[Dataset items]
__________
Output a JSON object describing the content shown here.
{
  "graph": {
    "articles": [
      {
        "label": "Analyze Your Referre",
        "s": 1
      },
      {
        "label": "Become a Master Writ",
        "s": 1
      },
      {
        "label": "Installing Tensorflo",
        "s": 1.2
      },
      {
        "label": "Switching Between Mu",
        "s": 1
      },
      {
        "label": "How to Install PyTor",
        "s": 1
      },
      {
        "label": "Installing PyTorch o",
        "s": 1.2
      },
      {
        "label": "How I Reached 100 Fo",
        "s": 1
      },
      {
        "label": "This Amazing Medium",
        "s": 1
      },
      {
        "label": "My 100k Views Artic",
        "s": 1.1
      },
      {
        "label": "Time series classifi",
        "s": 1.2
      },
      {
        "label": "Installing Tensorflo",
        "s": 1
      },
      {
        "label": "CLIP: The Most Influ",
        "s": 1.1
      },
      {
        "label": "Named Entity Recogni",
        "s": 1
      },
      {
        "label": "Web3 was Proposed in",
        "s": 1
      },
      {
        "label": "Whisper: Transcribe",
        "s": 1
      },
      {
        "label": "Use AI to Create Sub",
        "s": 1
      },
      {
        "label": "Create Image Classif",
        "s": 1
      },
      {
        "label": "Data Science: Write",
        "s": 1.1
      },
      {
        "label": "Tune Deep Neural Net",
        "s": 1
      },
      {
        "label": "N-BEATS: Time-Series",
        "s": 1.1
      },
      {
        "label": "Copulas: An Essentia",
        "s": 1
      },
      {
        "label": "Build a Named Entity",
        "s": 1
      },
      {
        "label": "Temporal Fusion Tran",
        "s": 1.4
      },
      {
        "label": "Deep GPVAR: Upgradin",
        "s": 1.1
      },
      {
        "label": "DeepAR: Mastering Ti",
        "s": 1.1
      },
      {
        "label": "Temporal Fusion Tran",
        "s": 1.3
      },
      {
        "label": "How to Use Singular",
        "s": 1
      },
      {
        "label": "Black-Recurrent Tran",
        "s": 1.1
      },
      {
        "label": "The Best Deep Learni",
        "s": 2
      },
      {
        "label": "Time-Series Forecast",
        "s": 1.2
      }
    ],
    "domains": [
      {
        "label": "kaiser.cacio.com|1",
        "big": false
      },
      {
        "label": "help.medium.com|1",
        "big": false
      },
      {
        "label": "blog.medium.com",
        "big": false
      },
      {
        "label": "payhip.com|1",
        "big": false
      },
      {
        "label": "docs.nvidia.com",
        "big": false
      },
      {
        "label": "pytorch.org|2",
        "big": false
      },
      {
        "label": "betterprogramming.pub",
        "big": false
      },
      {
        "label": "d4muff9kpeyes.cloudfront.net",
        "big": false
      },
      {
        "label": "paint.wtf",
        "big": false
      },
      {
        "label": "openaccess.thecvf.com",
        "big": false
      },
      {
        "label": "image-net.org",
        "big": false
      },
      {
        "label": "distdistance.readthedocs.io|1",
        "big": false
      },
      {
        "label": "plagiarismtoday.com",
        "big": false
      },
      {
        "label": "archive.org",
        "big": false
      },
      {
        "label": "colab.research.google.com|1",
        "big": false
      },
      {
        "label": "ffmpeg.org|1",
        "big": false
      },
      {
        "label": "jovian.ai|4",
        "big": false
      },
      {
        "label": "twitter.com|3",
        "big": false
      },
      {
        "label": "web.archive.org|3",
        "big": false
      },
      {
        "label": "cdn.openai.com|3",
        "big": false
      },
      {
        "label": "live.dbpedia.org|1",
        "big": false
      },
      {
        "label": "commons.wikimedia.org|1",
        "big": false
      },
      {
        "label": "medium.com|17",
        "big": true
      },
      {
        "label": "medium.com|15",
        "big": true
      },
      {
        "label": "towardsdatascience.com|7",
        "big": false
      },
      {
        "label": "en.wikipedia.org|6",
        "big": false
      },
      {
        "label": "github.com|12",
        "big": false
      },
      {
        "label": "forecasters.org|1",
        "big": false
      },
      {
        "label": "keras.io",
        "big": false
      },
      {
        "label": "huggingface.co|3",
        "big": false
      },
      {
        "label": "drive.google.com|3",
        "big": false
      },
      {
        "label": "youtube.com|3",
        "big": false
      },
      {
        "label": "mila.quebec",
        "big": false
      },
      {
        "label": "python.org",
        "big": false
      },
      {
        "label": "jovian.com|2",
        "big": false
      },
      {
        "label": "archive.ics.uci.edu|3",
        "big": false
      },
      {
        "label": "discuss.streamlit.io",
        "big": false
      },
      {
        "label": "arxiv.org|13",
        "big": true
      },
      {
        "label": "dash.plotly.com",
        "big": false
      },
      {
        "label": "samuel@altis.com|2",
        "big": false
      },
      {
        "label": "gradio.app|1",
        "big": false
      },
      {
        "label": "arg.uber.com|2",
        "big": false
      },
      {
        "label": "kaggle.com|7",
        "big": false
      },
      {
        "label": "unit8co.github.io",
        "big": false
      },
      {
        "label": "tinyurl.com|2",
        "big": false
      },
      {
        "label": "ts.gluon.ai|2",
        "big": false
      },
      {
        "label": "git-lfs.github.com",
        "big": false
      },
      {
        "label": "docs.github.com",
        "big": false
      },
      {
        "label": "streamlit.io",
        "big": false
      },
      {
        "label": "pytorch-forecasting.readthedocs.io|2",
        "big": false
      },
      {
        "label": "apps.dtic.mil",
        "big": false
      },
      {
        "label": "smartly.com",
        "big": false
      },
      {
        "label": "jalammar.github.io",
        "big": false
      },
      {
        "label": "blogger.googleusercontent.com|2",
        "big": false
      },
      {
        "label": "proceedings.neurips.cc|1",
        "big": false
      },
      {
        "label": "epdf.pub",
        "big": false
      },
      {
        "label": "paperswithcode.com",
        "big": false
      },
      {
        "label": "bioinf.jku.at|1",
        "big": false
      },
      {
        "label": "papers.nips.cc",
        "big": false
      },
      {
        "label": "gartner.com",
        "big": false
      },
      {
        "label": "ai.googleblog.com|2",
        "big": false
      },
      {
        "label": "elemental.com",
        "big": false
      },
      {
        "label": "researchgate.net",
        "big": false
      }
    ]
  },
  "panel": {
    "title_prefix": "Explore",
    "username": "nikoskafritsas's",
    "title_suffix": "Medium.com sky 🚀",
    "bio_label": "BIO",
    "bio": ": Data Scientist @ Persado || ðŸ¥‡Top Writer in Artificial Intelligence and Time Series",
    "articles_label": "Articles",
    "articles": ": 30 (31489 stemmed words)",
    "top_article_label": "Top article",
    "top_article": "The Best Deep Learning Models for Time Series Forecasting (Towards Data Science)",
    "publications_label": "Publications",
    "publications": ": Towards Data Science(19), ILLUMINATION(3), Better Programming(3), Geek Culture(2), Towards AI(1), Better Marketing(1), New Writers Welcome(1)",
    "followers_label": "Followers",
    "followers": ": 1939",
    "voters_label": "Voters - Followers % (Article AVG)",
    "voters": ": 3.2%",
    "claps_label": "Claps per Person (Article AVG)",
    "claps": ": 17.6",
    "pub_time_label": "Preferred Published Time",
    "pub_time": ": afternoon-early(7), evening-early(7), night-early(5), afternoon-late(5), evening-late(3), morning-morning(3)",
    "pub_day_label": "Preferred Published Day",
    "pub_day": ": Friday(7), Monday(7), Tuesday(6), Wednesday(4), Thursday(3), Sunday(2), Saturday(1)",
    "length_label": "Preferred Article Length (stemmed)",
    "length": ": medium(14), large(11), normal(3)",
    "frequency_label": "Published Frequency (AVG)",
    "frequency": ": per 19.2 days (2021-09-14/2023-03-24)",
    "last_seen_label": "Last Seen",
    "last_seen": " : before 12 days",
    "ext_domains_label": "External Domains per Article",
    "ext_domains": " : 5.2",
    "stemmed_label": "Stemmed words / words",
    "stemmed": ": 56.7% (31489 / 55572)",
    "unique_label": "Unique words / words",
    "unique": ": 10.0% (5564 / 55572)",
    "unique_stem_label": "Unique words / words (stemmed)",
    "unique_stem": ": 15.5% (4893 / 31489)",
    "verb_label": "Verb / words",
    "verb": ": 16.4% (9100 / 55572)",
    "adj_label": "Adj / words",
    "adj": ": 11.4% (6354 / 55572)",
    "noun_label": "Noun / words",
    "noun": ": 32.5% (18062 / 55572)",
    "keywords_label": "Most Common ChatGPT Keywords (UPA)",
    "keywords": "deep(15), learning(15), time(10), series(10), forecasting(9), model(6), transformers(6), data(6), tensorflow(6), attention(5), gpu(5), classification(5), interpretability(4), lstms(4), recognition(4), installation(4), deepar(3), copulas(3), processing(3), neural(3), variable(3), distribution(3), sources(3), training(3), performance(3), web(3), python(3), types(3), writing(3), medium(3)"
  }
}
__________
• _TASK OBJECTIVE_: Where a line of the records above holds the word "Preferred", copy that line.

• _EXERCISE SOLUTION_:
    "pub_time_label": "Preferred Published Time",
    "pub_day_label": "Preferred Published Day",
    "length_label": "Preferred Article Length (stemmed)",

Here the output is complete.